TRY IT: An exact copy of the records below is required, and it must contain no pictures.

┌─ GIVEN DATA

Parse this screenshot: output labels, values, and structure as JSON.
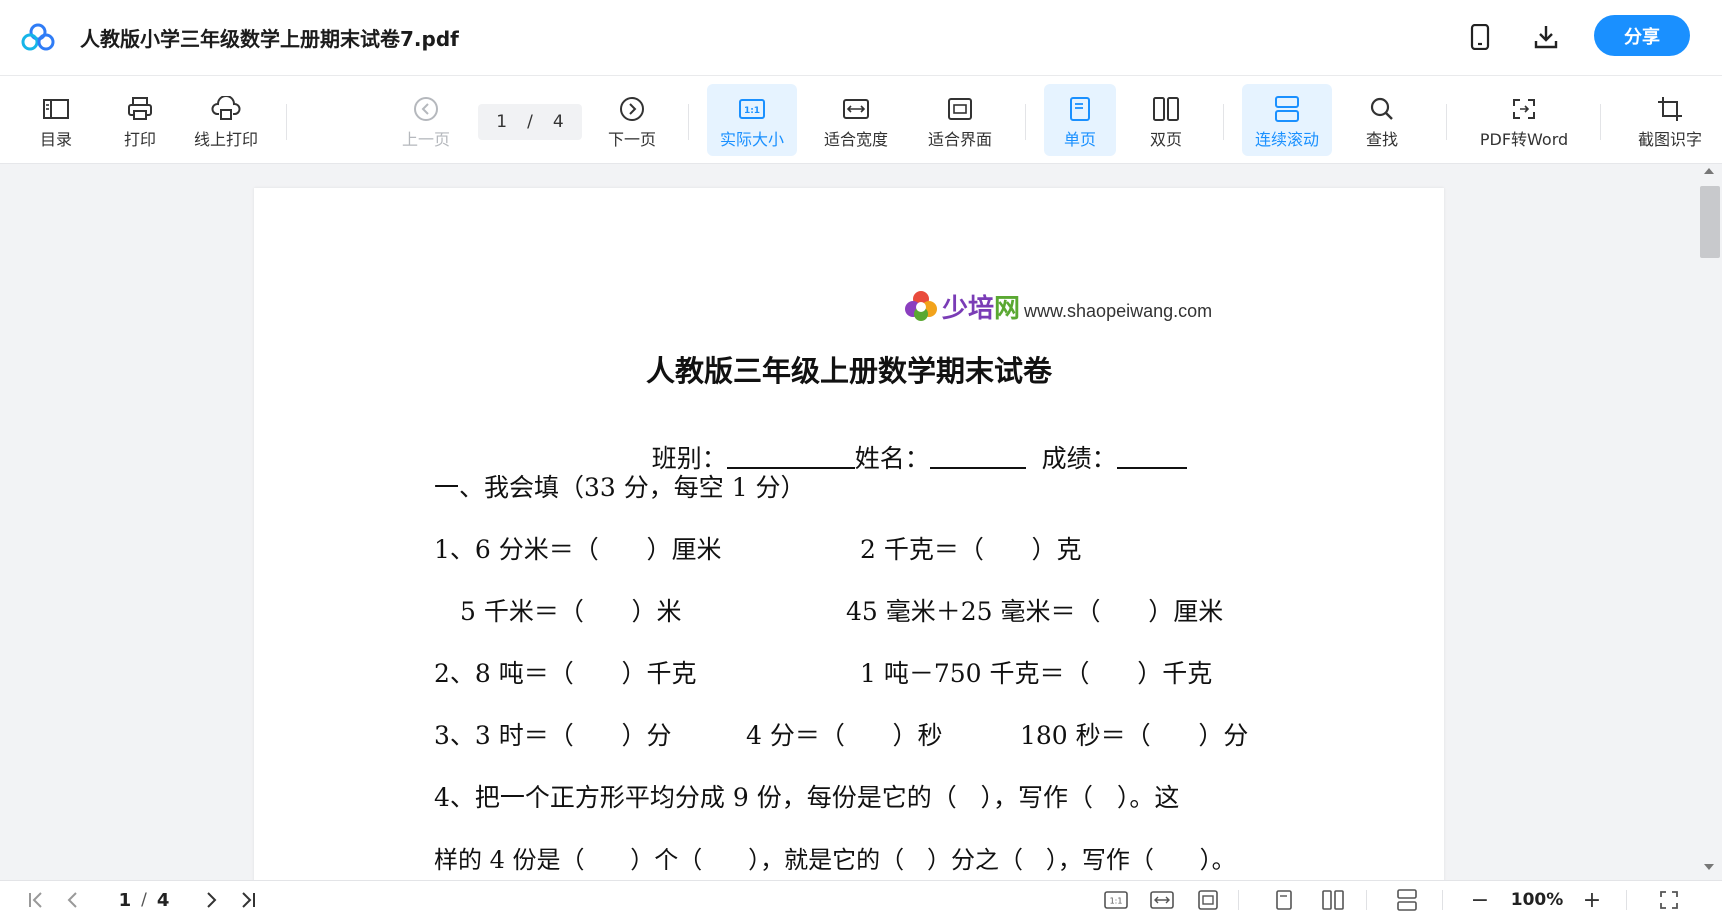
{
  "header": {
    "title": "人教版小学三年级数学上册期末试卷7.pdf",
    "share_label": "分享",
    "icons": [
      "app-logo-icon",
      "mobile-icon",
      "download-icon"
    ],
    "accent_color": "#1a90ff"
  },
  "toolbar": {
    "toc": "目录",
    "print": "打印",
    "online_print": "线上打印",
    "prev": "上一页",
    "page_current": "1",
    "page_sep": "/",
    "page_total": "4",
    "next": "下一页",
    "actual_size": "实际大小",
    "fit_width": "适合宽度",
    "fit_screen": "适合界面",
    "single": "单页",
    "double": "双页",
    "continuous": "连续滚动",
    "find": "查找",
    "pdf_word": "PDF转Word",
    "ocr": "截图识字"
  },
  "document": {
    "brand_name_1": "少培",
    "brand_name_2": "网",
    "brand_url": "www.shaopeiwang.com",
    "title": "人教版三年级上册数学期末试卷",
    "info_class": "班别：",
    "info_name": "姓名：",
    "info_score": "成绩：",
    "section1": "一、我会填（33 分，每空 1 分）",
    "q1a": "1、6 分米＝（      ）厘米",
    "q1b": "2 千克＝（      ）克",
    "q1c": "5 千米＝（      ）米",
    "q1d": "45 毫米＋25 毫米＝（      ）厘米",
    "q2a": "2、8 吨＝（      ）千克",
    "q2b": "1 吨－750 千克＝（      ）千克",
    "q3a": "3、3 时＝（      ）分",
    "q3b": "4 分＝（      ）秒",
    "q3c": "180 秒＝（      ）分",
    "q4": "4、把一个正方形平均分成 9 份，每份是它的（   ），写作（   ）。这",
    "q4b": "样的 4 份是（      ）个（      ），就是它的（   ）分之（   ），写作（      ）。"
  },
  "bottom": {
    "page_current": "1",
    "page_sep": "/",
    "page_total": "4",
    "zoom": "100%",
    "zoom_out": "−",
    "zoom_in": "+"
  }
}
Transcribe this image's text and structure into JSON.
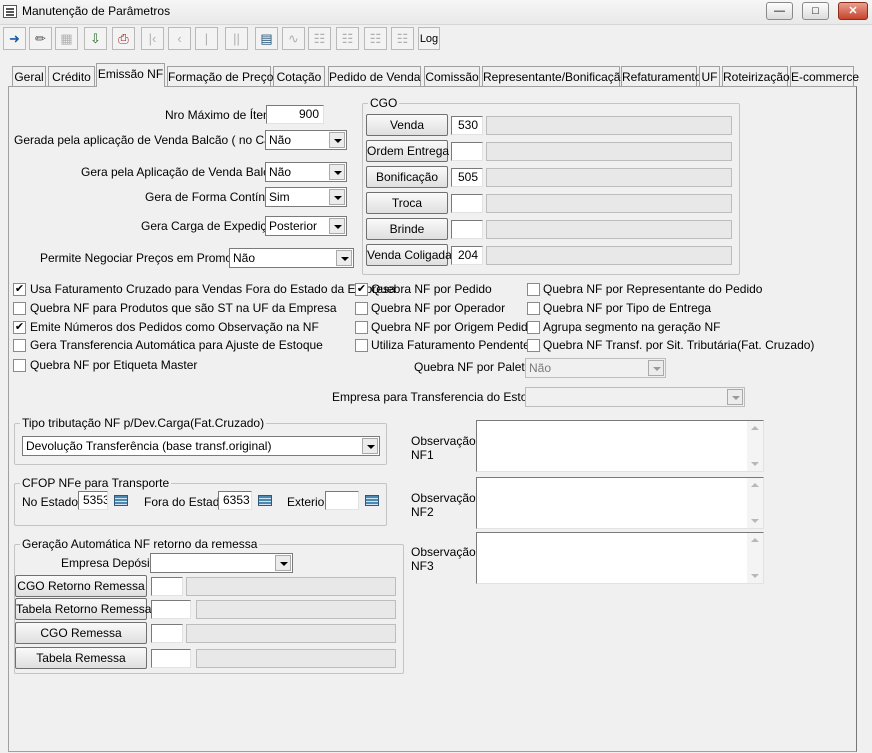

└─

REPLY TO THE TASK:
Parse this screenshot: output labels, values, and structure as JSON.
{
  "header": {
    "title": "人教版小学三年级数学上册期末试卷7.pdf",
    "share_label": "分享",
    "icons": [
      "app-logo-icon",
      "mobile-icon",
      "download-icon"
    ],
    "accent_color": "#1a90ff"
  },
  "toolbar": {
    "toc": "目录",
    "print": "打印",
    "online_print": "线上打印",
    "prev": "上一页",
    "page_current": "1",
    "page_sep": "/",
    "page_total": "4",
    "next": "下一页",
    "actual_size": "实际大小",
    "fit_width": "适合宽度",
    "fit_screen": "适合界面",
    "single": "单页",
    "double": "双页",
    "continuous": "连续滚动",
    "find": "查找",
    "pdf_word": "PDF转Word",
    "ocr": "截图识字"
  },
  "document": {
    "brand_name_1": "少培",
    "brand_name_2": "网",
    "brand_url": "www.shaopeiwang.com",
    "title": "人教版三年级上册数学期末试卷",
    "info_class": "班别：",
    "info_name": "姓名：",
    "info_score": "成绩：",
    "section1": "一、我会填（33 分，每空 1 分）",
    "q1a": "1、6 分米＝（      ）厘米",
    "q1b": "2 千克＝（      ）克",
    "q1c": "5 千米＝（      ）米",
    "q1d": "45 毫米＋25 毫米＝（      ）厘米",
    "q2a": "2、8 吨＝（      ）千克",
    "q2b": "1 吨－750 千克＝（      ）千克",
    "q3a": "3、3 时＝（      ）分",
    "q3b": "4 分＝（      ）秒",
    "q3c": "180 秒＝（      ）分",
    "q4": "4、把一个正方形平均分成 9 份，每份是它的（   ），写作（   ）。这",
    "q4b": "样的 4 份是（      ）个（      ），就是它的（   ）分之（   ），写作（      ）。"
  },
  "bottom": {
    "page_current": "1",
    "page_sep": "/",
    "page_total": "4",
    "zoom": "100%",
    "zoom_out": "−",
    "zoom_in": "+"
  }
}
Transcribe this image's text and structure into JSON.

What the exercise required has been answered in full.